The Ogdensburg City School district, in an ongoing effort to combat bullying, invited Kelly A. Zinna, a forensic psychologist who works just outside Washington D.C., to speak at Madill and Kennedy Elementary schools about the harm bullying can do.
Ms. Zinna spoke to students in multiple sessions throughout the day on Monday and again Tuesday morning.
Ms. Zinna, who is originally from Ogdensburg, was on the scene of the 1999 Columbine massacre and has been active in anti-violence advocacy.
If you look at school place violence, bullying is one of the causes, she said Tuesday.
By giving anti-violence and anti-bullying talks at schools around the country, Ms. Zinna said, she hopes her message helps shift the culture at each school she visits.
Twenty-eight million school days a year are missed due to bullying in the United States, she said, adding that students will frequently skip school out of fear.
Fear, said Ms. Zinna, is the crucial factor that enables bullying to persist.
[Students] are just so afraid to break through that peer code of silence, she said.
Yet its important for students to report bullying when it happens, said Ms. Zinna.
She said her message is one of personal responsibility.
Its all up to you, she tells students, asking them what sort of school they want: one where bullying is common or one where respect is the norm.
Ms. Zinna said she was impressed with the Bully Box at Kennedy Elementary school.
Ogdensburg City School Board Member Betty J. Mallott said the box is where students can drop reports in if they are being bullied.
Ms. Zinna said the box, importantly, is anonymous.
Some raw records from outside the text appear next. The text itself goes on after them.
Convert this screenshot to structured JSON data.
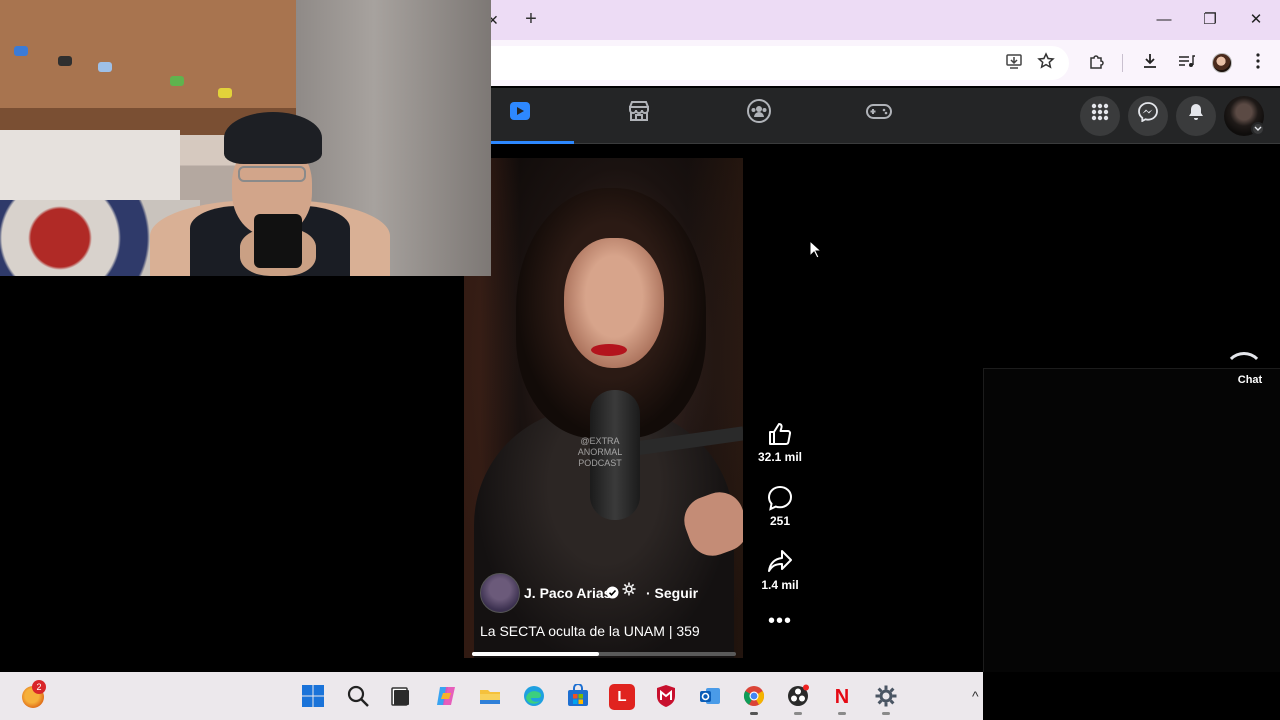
{
  "browser": {
    "tab_close": "✕",
    "new_tab": "+",
    "window_controls": [
      "—",
      "❐",
      "✕"
    ]
  },
  "facebook": {
    "nav_icons": [
      "video-icon",
      "marketplace-icon",
      "groups-icon",
      "gaming-icon"
    ],
    "accent": "#2d88ff"
  },
  "reel": {
    "author": "J. Paco Arias",
    "follow_label": "· Seguir",
    "caption": "La SECTA oculta de la UNAM | 359",
    "watermark": "@EXTRA ANORMAL PODCAST",
    "progress": 0.48,
    "likes": "32.1 mil",
    "comments": "251",
    "shares": "1.4 mil",
    "more": "•••"
  },
  "chat": {
    "label": "Chat"
  },
  "taskbar": {
    "notification_count": "2",
    "apps": [
      "start",
      "search",
      "file",
      "copilot",
      "folder",
      "edge",
      "store",
      "lumion",
      "mcafee",
      "outlook",
      "chrome",
      "obs",
      "netflix",
      "settings"
    ],
    "overflow": "^"
  }
}
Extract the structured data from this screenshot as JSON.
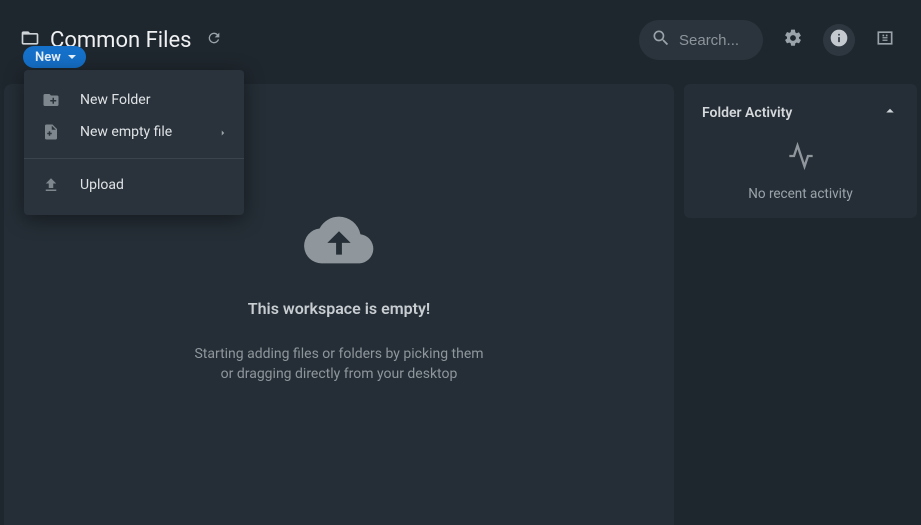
{
  "header": {
    "title": "Common Files",
    "search_placeholder": "Search..."
  },
  "new_button": {
    "label": "New"
  },
  "menu": {
    "items": [
      {
        "label": "New Folder",
        "has_submenu": false
      },
      {
        "label": "New empty file",
        "has_submenu": true
      }
    ],
    "upload_label": "Upload"
  },
  "empty_state": {
    "title": "This workspace is empty!",
    "subtitle": "Starting adding files or folders by picking them or dragging directly from your desktop"
  },
  "side_panel": {
    "title": "Folder Activity",
    "no_activity": "No recent activity"
  }
}
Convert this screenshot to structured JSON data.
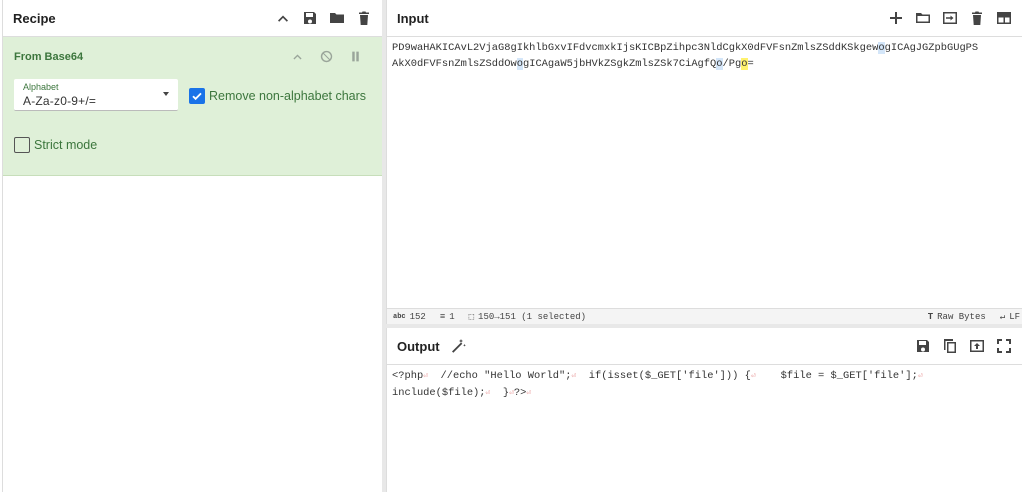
{
  "recipe": {
    "title": "Recipe",
    "icons": [
      "chevron-up-icon",
      "save-icon",
      "folder-icon",
      "trash-icon"
    ],
    "operation": {
      "name": "From Base64",
      "alphabet_label": "Alphabet",
      "alphabet_value": "A-Za-z0-9+/=",
      "remove_label": "Remove non-alphabet chars",
      "remove_checked": true,
      "strict_label": "Strict mode",
      "strict_checked": false
    }
  },
  "input": {
    "title": "Input",
    "icons": [
      "plus-icon",
      "folder-icon",
      "import-icon",
      "trash-icon",
      "layout-icon"
    ],
    "line1_a": "PD9waHAKICAvL2VjaG8gIkhlbGxvIFdvcmxkIjsKICBpZihpc3NldCgkX0dFVFsnZmlsZSddKSkgew",
    "line1_hl": "o",
    "line1_b": "gICAgJGZpbGUgPS",
    "line2_a": "AkX0dFVFsnZmlsZSddOw",
    "line2_hl1": "o",
    "line2_b": "gICAgaW5jbHVkZSgkZmlsZSk7CiAgfQ",
    "line2_hl2": "o",
    "line2_c": "/Pg",
    "line2_hl3": "o",
    "line2_d": "=",
    "status": {
      "length": "152",
      "lines": "1",
      "selection": "150→151 (1 selected)",
      "encoding": "Raw Bytes",
      "eol": "LF"
    }
  },
  "output": {
    "title": "Output",
    "icons": [
      "save-icon",
      "copy-icon",
      "replace-input-icon",
      "fullscreen-icon"
    ],
    "line1": [
      "<?php",
      "  //echo \"Hello World\";",
      "  if(isset($_GET['file'])) {",
      "    $file = $_GET['file'];"
    ],
    "line2": [
      "include($file);",
      "  }",
      "?>"
    ]
  }
}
This empowers students to report when they see a problem without fearing repercussions.